**PROBLEM DETAILS:** Out of the data below, copy every line with the string "JSON".

**Element data from apps and pages:**
****
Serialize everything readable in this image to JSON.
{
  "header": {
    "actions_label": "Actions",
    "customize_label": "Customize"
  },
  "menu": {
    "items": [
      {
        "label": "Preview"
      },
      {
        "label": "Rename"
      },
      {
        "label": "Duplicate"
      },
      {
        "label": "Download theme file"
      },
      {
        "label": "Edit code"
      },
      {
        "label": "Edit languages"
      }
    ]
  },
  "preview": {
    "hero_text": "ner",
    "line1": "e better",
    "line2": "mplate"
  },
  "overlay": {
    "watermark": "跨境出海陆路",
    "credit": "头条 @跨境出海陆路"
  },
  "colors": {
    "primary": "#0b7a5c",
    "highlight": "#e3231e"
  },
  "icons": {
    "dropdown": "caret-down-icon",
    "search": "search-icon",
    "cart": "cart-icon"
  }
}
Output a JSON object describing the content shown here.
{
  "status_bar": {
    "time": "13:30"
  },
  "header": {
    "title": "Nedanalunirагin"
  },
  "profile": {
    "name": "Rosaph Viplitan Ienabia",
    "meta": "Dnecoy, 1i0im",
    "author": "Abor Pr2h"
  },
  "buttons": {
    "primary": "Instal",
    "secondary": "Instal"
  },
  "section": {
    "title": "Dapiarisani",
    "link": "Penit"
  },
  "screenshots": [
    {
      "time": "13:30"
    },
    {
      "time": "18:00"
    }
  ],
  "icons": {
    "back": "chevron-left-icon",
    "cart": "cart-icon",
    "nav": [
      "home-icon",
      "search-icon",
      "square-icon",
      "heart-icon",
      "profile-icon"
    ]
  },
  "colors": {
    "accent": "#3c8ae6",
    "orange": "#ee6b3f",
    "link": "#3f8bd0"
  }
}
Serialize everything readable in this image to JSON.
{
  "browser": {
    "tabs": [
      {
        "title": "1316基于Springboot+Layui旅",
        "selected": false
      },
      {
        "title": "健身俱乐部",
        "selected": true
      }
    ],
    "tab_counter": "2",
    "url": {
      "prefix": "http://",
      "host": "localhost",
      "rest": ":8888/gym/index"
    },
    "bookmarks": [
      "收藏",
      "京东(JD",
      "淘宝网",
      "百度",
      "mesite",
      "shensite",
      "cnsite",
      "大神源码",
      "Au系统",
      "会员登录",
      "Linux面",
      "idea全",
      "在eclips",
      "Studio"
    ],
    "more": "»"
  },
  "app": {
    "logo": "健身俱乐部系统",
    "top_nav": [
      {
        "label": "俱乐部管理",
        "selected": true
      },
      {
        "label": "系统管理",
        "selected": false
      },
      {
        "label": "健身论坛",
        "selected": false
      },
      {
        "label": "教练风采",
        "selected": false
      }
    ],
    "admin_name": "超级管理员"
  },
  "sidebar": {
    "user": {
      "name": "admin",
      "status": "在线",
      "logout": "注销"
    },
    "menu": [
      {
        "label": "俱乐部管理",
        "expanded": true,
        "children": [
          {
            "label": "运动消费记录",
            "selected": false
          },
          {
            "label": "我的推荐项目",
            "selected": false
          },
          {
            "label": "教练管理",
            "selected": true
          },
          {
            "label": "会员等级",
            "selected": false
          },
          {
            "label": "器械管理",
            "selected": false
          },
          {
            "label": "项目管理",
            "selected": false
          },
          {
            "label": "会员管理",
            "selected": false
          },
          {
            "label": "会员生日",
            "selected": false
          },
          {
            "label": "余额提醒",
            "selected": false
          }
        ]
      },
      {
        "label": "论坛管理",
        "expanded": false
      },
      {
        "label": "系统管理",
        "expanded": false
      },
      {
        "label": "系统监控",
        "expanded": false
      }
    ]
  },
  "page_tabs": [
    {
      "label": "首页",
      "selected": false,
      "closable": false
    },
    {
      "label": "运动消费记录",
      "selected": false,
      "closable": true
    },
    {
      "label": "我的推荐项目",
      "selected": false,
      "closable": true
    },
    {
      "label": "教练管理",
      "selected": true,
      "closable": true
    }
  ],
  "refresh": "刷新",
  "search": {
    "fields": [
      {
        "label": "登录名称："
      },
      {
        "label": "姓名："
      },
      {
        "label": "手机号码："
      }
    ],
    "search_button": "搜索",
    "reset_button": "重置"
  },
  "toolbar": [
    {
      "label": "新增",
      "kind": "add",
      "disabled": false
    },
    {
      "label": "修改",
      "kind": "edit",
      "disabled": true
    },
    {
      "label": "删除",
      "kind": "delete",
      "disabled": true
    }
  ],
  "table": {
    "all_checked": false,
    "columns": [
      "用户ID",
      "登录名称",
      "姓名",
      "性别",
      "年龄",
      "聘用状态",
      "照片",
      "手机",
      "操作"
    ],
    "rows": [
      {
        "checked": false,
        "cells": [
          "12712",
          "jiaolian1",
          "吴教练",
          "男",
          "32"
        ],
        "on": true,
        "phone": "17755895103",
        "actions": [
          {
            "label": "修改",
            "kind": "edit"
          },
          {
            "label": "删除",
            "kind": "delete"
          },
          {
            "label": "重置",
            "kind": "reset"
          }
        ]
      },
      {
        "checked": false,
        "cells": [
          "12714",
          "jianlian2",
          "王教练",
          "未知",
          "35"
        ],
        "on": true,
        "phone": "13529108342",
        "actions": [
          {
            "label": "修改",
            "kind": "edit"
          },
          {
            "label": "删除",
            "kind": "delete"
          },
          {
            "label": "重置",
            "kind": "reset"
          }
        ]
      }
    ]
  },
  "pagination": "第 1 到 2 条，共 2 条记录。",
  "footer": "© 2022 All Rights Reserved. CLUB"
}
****
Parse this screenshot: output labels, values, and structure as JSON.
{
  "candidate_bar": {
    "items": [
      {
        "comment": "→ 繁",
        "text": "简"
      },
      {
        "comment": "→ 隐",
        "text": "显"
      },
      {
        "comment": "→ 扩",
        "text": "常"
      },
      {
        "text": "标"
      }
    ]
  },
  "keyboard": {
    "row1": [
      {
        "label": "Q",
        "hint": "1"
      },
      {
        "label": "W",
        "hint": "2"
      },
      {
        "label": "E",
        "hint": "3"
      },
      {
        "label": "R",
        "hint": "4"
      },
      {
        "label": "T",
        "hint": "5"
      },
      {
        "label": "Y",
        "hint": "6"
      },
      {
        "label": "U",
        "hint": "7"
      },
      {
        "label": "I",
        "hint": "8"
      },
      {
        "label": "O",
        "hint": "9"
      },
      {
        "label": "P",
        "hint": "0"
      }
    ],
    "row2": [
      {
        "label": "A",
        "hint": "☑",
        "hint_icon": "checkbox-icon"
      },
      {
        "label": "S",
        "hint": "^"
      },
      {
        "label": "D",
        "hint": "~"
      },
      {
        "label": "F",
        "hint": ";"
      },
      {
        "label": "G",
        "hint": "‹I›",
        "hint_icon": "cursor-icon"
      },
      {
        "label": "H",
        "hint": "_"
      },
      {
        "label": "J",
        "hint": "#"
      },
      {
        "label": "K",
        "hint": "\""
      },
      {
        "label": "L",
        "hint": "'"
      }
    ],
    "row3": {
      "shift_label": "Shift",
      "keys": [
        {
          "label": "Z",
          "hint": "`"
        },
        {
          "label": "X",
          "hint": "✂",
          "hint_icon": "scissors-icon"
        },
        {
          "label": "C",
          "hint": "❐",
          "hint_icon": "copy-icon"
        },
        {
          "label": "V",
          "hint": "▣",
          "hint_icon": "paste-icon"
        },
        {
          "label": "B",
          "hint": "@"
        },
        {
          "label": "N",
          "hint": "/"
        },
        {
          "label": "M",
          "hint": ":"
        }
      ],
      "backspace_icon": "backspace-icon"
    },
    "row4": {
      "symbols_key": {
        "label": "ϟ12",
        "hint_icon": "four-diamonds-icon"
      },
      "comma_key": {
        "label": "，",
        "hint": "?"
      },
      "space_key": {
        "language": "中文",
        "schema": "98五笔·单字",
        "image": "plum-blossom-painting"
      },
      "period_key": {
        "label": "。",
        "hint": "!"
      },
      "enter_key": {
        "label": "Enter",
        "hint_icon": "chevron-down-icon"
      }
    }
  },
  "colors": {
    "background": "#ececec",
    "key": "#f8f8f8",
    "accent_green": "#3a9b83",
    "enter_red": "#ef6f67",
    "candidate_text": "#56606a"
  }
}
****
**EXPECTED ANSWER:**
Serialize everything readable in this image to JSON.
Output a JSON object describing the content shown here.
Serialize everything readable in this image to JSON.
Parse this screenshot: output labels, values, and structure as JSON.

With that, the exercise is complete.